Mark J. Rebilas-USA TODAY Sports

With the offensive snap counts known, now we can look at the defensive side of the ball. There were a lot of plays on defense, as the New Orleans Saints ran 70 offensive plays. There were 74 actual snaps, though. Let's see who got the bulk of the playing time.

Only two players never left the field -- Patrick Peterson and Deone Bucannon. Bucannon played exclusively at linebacker on Sunday and it appears he will play there all the time, even in base defenses, giving the Cardinals no less than five defensive backs at any time.

Defensive backs: Patrick Peterson, 74; Deone Bucannon, 74; Jerraud Powers, 73; Tyrann Mathieu, 73; Rashad Johnson, 62; Tony Jefferson, 58; Chris Clemons, 5

The Cards played a ton with four safeties on the field. They had five when they went with seven defensive backs. There was one play where the went with four safeties and only one corner. Of course, Bucannon is a DB, but he played all linebacker on Sunday

LInebackers: Alex Okafor, 67; Kevin Minter, 62; LaMarr Woodley, 38; Markus Golden, 17; Sean Weatherspoon, 12; Kareem Martin, 9

Perhaps the takeaway was how much Minter played. He was a base player only last year. The only package in which he always came out was the team's "penny" defense -- when they went with seven DBs. I believe there were five of those sets, which means Weatherspoon played only another seven snaps.

Defensive linemen: Calais Campbell, 51; Frostee Rucker, 49; Rodney Gunter, 28; Cory Redding, 28; Ed Stinson, 19; Josh Mauro, 15

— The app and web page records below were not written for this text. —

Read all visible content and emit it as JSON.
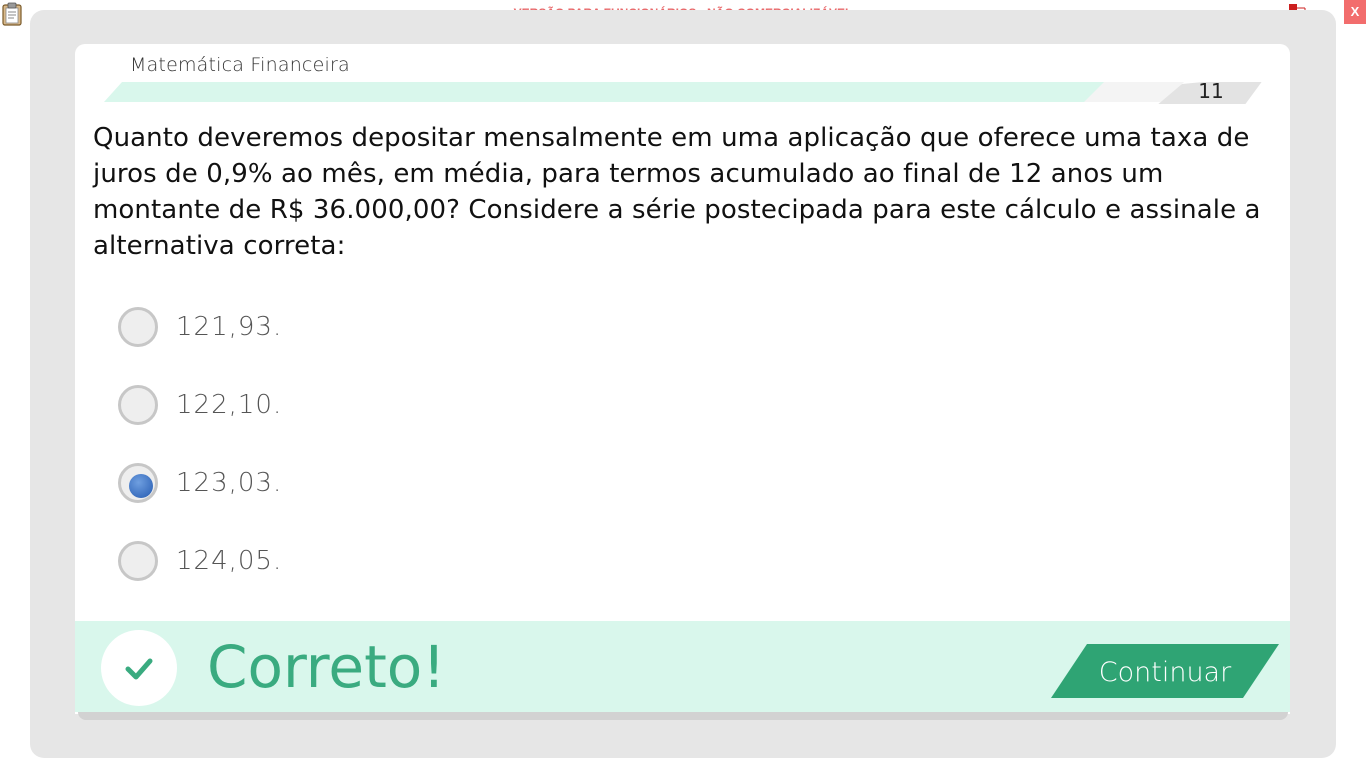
{
  "window": {
    "watermark": "VERSÃO PARA FUNCIONÁRIOS - NÃO COMERCIALIZÁVEL",
    "close_label": "X",
    "icons": [
      "clipboard-icon",
      "network-icon"
    ]
  },
  "header": {
    "subject": "Matemática Financeira",
    "question_number": "11"
  },
  "question": {
    "text": "Quanto deveremos depositar mensalmente em uma aplicação que oferece uma taxa de juros de 0,9% ao mês, em média, para termos acumulado ao final de 12 anos um montante de R$ 36.000,00? Considere a série postecipada para este cálculo e assinale a alternativa correta:"
  },
  "options": [
    {
      "label": "121,93.",
      "selected": false
    },
    {
      "label": "122,10.",
      "selected": false
    },
    {
      "label": "123,03.",
      "selected": true
    },
    {
      "label": "124,05.",
      "selected": false
    }
  ],
  "feedback": {
    "message": "Correto!",
    "continue_label": "Continuar",
    "icon": "checkmark-icon"
  },
  "colors": {
    "accent_green": "#3aab80",
    "feedback_bg": "#d9f7ec",
    "watermark_red": "#e8696b",
    "radio_selected_blue": "#3b6fbf"
  }
}
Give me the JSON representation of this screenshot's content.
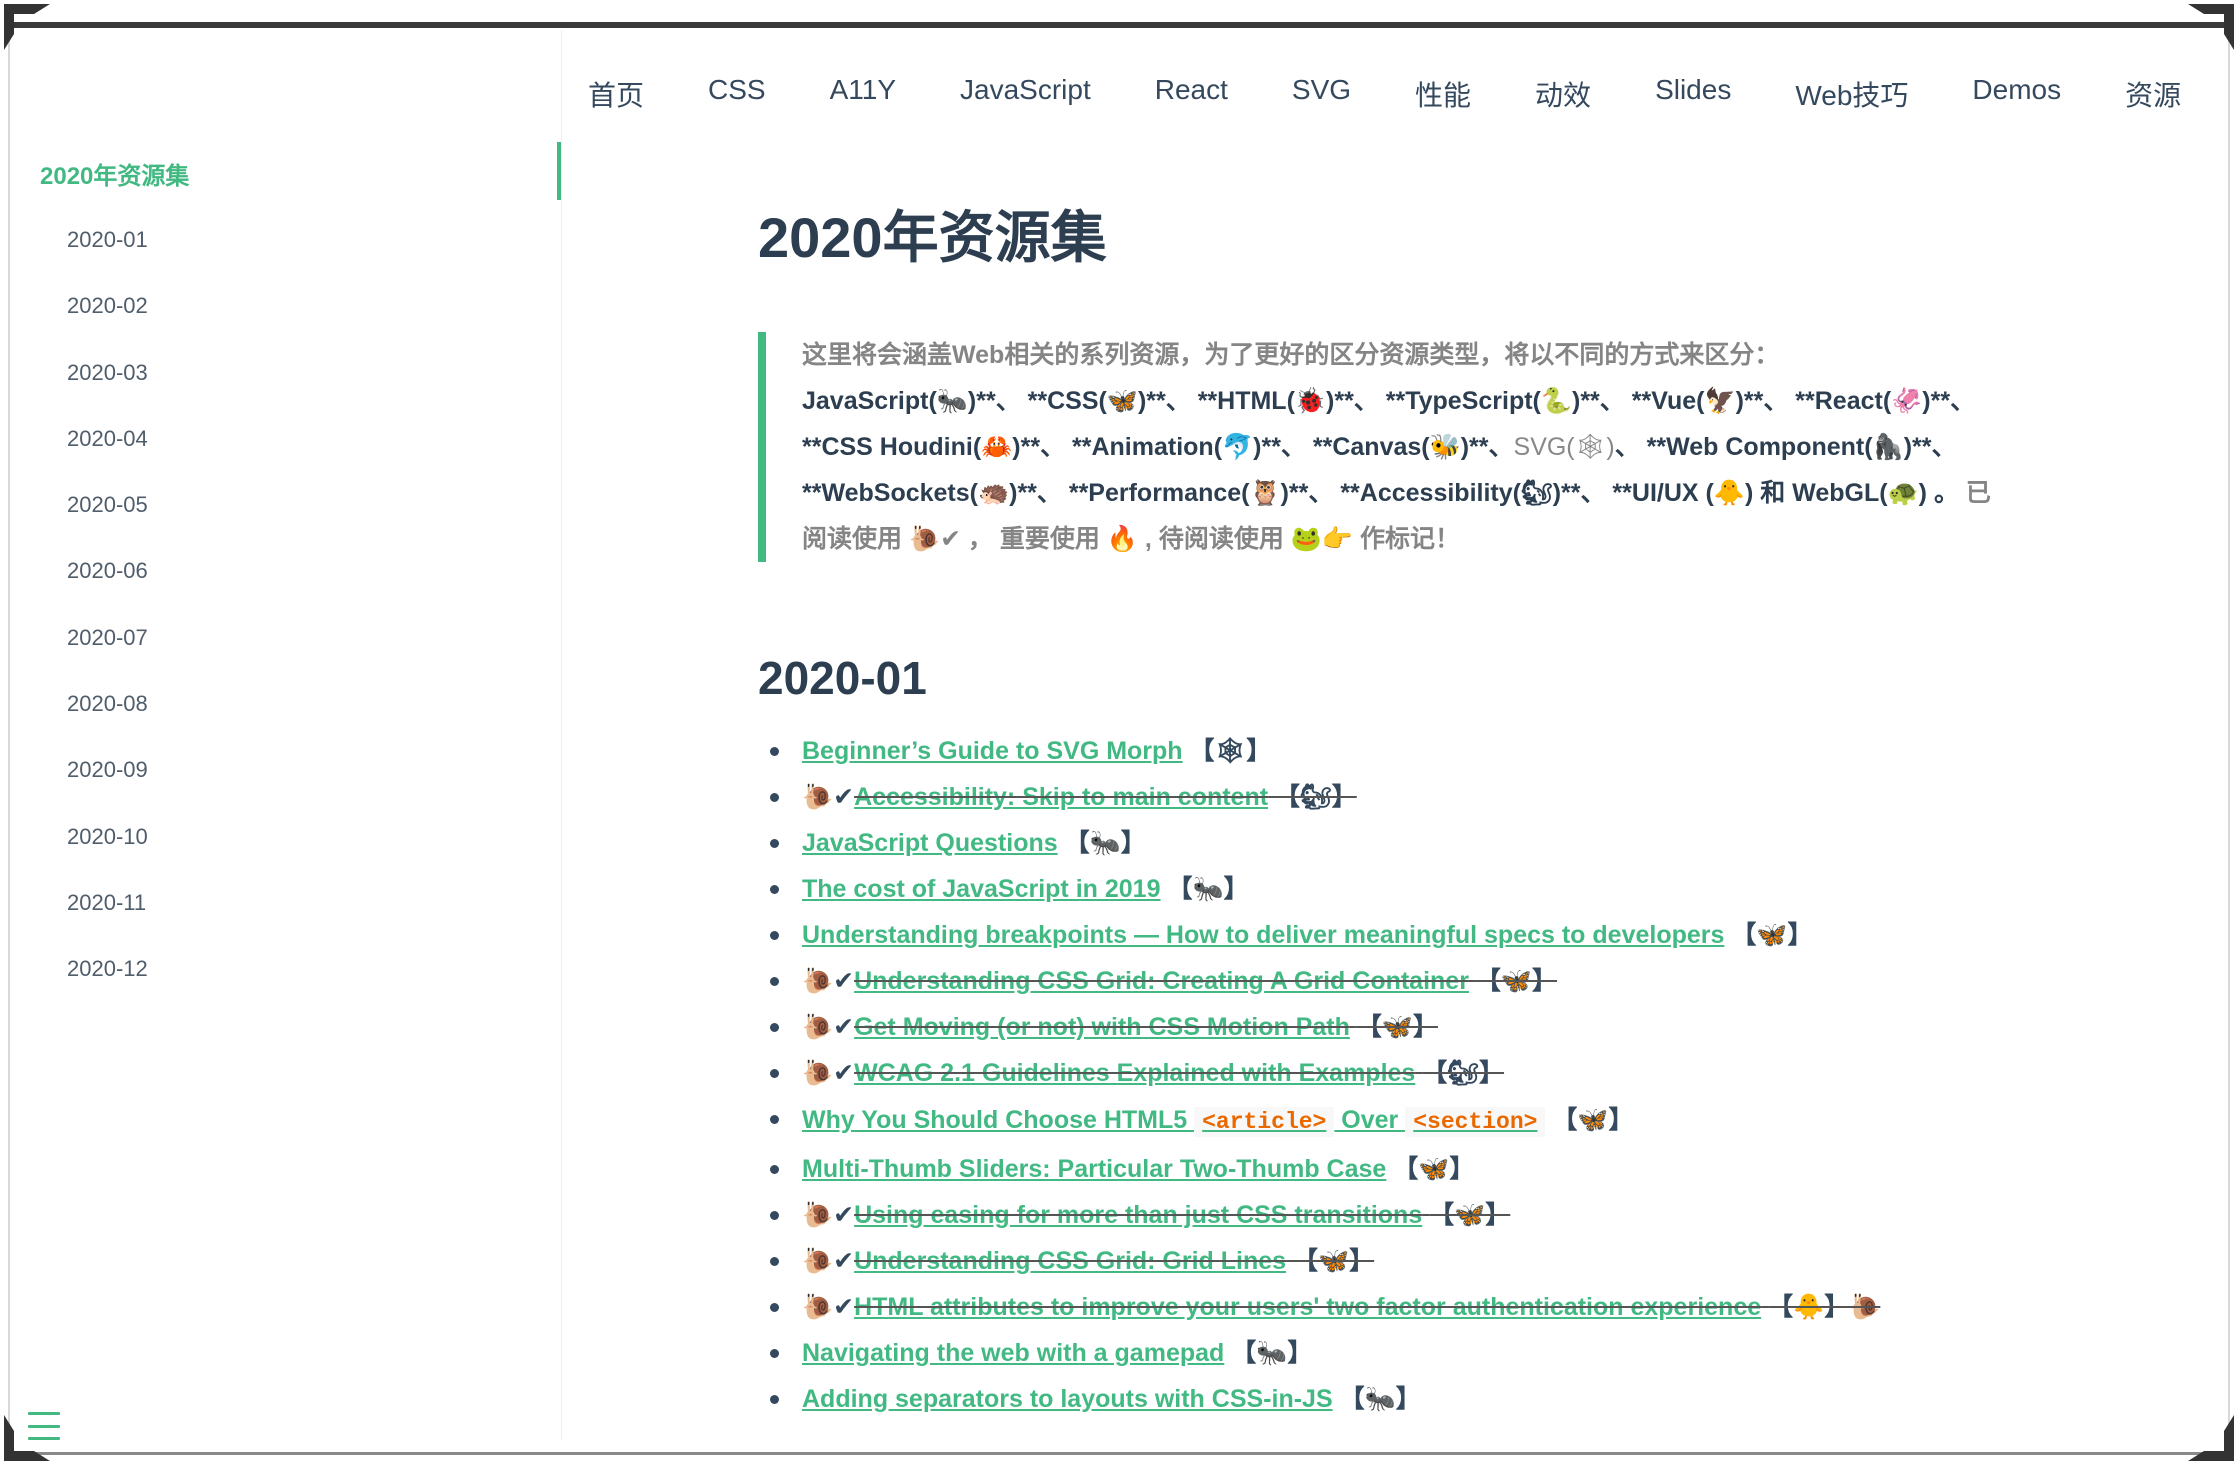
{
  "sidebar": {
    "active": "2020年资源集",
    "items": [
      "2020-01",
      "2020-02",
      "2020-03",
      "2020-04",
      "2020-05",
      "2020-06",
      "2020-07",
      "2020-08",
      "2020-09",
      "2020-10",
      "2020-11",
      "2020-12"
    ]
  },
  "nav": [
    "首页",
    "CSS",
    "A11Y",
    "JavaScript",
    "React",
    "SVG",
    "性能",
    "动效",
    "Slides",
    "Web技巧",
    "Demos",
    "资源"
  ],
  "page": {
    "title": "2020年资源集",
    "intro": {
      "line1": "这里将会涵盖Web相关的系列资源，为了更好的区分资源类型，将以不同的方式来区分：",
      "line2": "JavaScript(🐜)**、 **CSS(🦋)**、 **HTML(🐞)**、 **TypeScript(🐍)**、 **Vue(🦅)**、 **React(🦑)**、",
      "line3a": "**CSS Houdini(🦀)**、 **Animation(🐬)**、 **Canvas(🐝)**、",
      "line3svg": "SVG(🕸)",
      "line3b": "、 **Web Component(🦍)**、",
      "line4a": "**WebSockets(🦔)**、 **Performance(🦉)**、 **Accessibility(🐿)**、 **UI/UX (🐥) 和 WebGL(🐢) 。",
      "line4b": " 已",
      "line5": "阅读使用 🐌✔ ， 重要使用 🔥 , 待阅读使用 🐸👉 作标记！"
    },
    "section": "2020-01",
    "items": [
      {
        "prefix": "",
        "link": "Beginner’s Guide to SVG Morph",
        "tag": "【🕸】"
      },
      {
        "prefix": "🐌✔",
        "link": "Accessibility: Skip to main content",
        "tag": "【🐿】"
      },
      {
        "prefix": "",
        "link": "JavaScript Questions",
        "tag": "【🐜】"
      },
      {
        "prefix": "",
        "link": "The cost of JavaScript in 2019",
        "tag": "【🐜】"
      },
      {
        "prefix": "",
        "link": "Understanding breakpoints — How to deliver meaningful specs to developers",
        "tag": "【🦋】"
      },
      {
        "prefix": "🐌✔",
        "link": "Understanding CSS Grid: Creating A Grid Container",
        "tag": "【🦋】"
      },
      {
        "prefix": "🐌✔",
        "link": "Get Moving (or not) with CSS Motion Path",
        "tag": "【🦋】"
      },
      {
        "prefix": "🐌✔",
        "link": "WCAG 2.1 Guidelines Explained with Examples",
        "tag": "【🐿】"
      },
      {
        "prefix": "",
        "link": "Multi-Thumb Sliders: Particular Two-Thumb Case",
        "tag": "【🦋】"
      },
      {
        "prefix": "🐌✔",
        "link": "Using easing for more than just CSS transitions",
        "tag": "【🦋】"
      },
      {
        "prefix": "🐌✔",
        "link": "Understanding CSS Grid: Grid Lines",
        "tag": "【🦋】"
      },
      {
        "prefix": "🐌✔",
        "link": "HTML attributes to improve your users' two factor authentication experience",
        "tag": "【🐥】🐌"
      },
      {
        "prefix": "",
        "link": "Navigating the web with a gamepad",
        "tag": "【🐜】"
      },
      {
        "prefix": "",
        "link": "Adding separators to layouts with CSS-in-JS",
        "tag": "【🐜】"
      }
    ],
    "html5_item": {
      "link_a": "Why You Should Choose HTML5 ",
      "code_a": "<article>",
      "link_b": " Over ",
      "code_b": "<section>",
      "tag": "【🦋】"
    }
  }
}
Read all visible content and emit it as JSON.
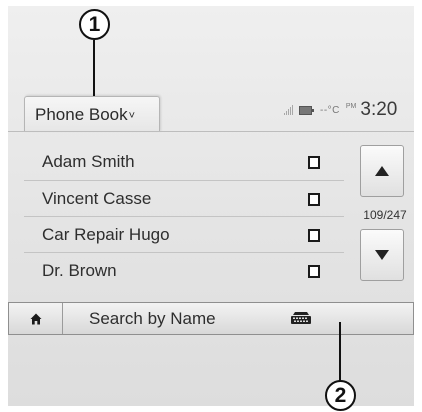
{
  "callouts": [
    "1",
    "2"
  ],
  "header": {
    "title": "Phone Book",
    "title_chevron": "˅"
  },
  "status": {
    "temperature": "--°C",
    "ampm": "PM",
    "time": "3:20",
    "icons": [
      "signal-icon",
      "battery-icon"
    ]
  },
  "contacts": [
    {
      "name": "Adam Smith",
      "icon": "phone-icon"
    },
    {
      "name": "Vincent Casse",
      "icon": "phone-icon"
    },
    {
      "name": "Car Repair Hugo",
      "icon": "phone-icon"
    },
    {
      "name": "Dr. Brown",
      "icon": "phone-icon"
    }
  ],
  "pagination": {
    "counter": "109/247"
  },
  "bottom_bar": {
    "home_icon": "home-icon",
    "search_label": "Search by Name",
    "keyboard_icon": "keyboard-icon"
  }
}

You can tell the Cardinals wanted to share the playing time. Campbell only played 69 percent of the snaps, keeping him fresh. Rucker's workload was a little higher than 2014, when it seemed the team tried to limit him to about 40 snaps. While you think of the Saints as a team who spreads the ball around, the 28 snaps for Gunter says the Saints went with double tight end formations quite a bit. Mauro became the hybrid linebacker/defensive end in dime packages when the Saints went with at least three receivers, but there was more of a threat of running the ball.